They are hopeful that yesterday's special meeting between the government and the Post Primary Teachers Association and the Educational Institute has helped to break the deadlock between the two sides.
But they warned that the government's refusal to increase the four-year $1.2 billion value of its offers to secondary teachers and to primary teachers and principals was unlikely to be acceptable the unions' members.
The government and the unions have refused to comment on their meeting, which was billed as a circuit-breaker to stalled collective agreement negotiations, other than to say constructive progress had been made.
The president of the Secondary Principals Association, Deidre Shea, said teachers and principals were hoping that the government has agreed to increase the value of its offers.
"People are still feeling very much that more needs to be offered," she said.
"There's certainly some real hope that because the talks did happen, that there will be movement."
Ms Shea said it was not clear if the PPTA's decision to cancel Tuesday's partial strike affecting Year 10 students was a sign of progress.

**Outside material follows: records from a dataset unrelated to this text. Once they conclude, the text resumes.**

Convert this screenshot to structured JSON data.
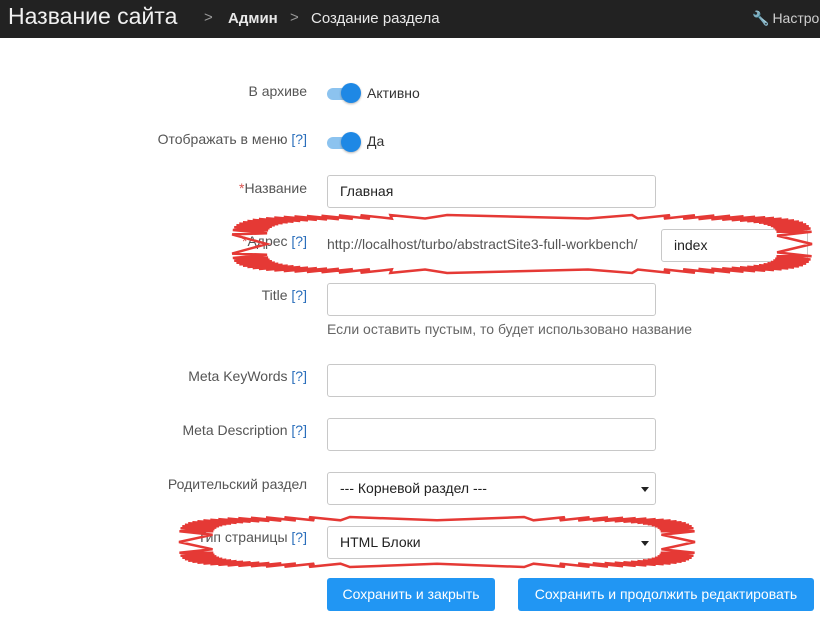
{
  "header": {
    "site_title": "Название сайта",
    "breadcrumbs": [
      "Админ",
      "Создание раздела"
    ],
    "separator": ">",
    "settings_label": "Настро",
    "settings_icon": "wrench-icon"
  },
  "form": {
    "help_mark": "[?]",
    "archive": {
      "label": "В архиве",
      "toggle_text": "Активно",
      "on": true
    },
    "show_in_menu": {
      "label": "Отображать в меню",
      "toggle_text": "Да",
      "on": true
    },
    "name": {
      "required_mark": "*",
      "label": "Название",
      "value": "Главная"
    },
    "address": {
      "required_mark": "*",
      "label": "Адрес",
      "prefix": "http://localhost/turbo/abstractSite3-full-workbench/",
      "value": "index"
    },
    "title": {
      "label": "Title",
      "value": "",
      "hint": "Если оставить пустым, то будет использовано название"
    },
    "meta_keywords": {
      "label": "Meta KeyWords",
      "value": ""
    },
    "meta_description": {
      "label": "Meta Description",
      "value": ""
    },
    "parent": {
      "label": "Родительский раздел",
      "selected": "--- Корневой раздел ---"
    },
    "page_type": {
      "label": "Тип страницы",
      "selected": "HTML Блоки"
    }
  },
  "buttons": {
    "save_close": "Сохранить и закрыть",
    "save_continue": "Сохранить и продолжить редактировать"
  },
  "colors": {
    "header_bg": "#222222",
    "accent": "#2196f3",
    "highlight": "#e53935",
    "required": "#d9534f",
    "help_link": "#2a6ebb"
  }
}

"I'm aware that the fact that next week's strike has been called off is likely due to the fact that you can't strike while you're engaged in negotiations and yesterday's meeting as I understand it is considered continued negotiation, so I don't know that the calling off of the strike is perhaps as positive as we might have thought," she said.
The acting president of the Auckland Secondary Principals Association, Tom Webb, said pay was the big issue for secondary teachers and the government would need to improve its offer of three pay rises of three percent each.
"There'll need to be some movement in the offer that's on the table. Whether it meets the original claim by the PPTA or not, I think that probably may not reach that level, but I think there will need to be some movement on what the government's offered," he said.
The president of the Principals Federation, Whetu Cormick, said he was quietly optimistic that the talks would lead to a settlement.
He said the government appeared to be committed to finding a solution and after three one-day strikes, primary and intermediate school teachers wanted an end to the dispute too.
"I'm not sure how much more teachers can take considering people have got bills to pay themselves. I'm not sure how long school communities can hang on as well. In my own school community in South Dunedin it was very clear that the parents were concerned that their children were away from school," he said.
The School Trustees Association was not present at yesterday's meeting and its president, Lorraine Kerr, said she was hopeful the talks would lead to a settlement.
She said it would take time for the government to address problems such as high workloads that had been raised by the teacher unions in their claims.
Ms Kerr said the three strikes that had been held so far had not had a lot of impact on schools, but that would change if the dispute continued.
"They haven't been on the whole that disruptive given that parents and schools have been aware. Having said that I think if we continued with the strike action, then it would be a different story," she said.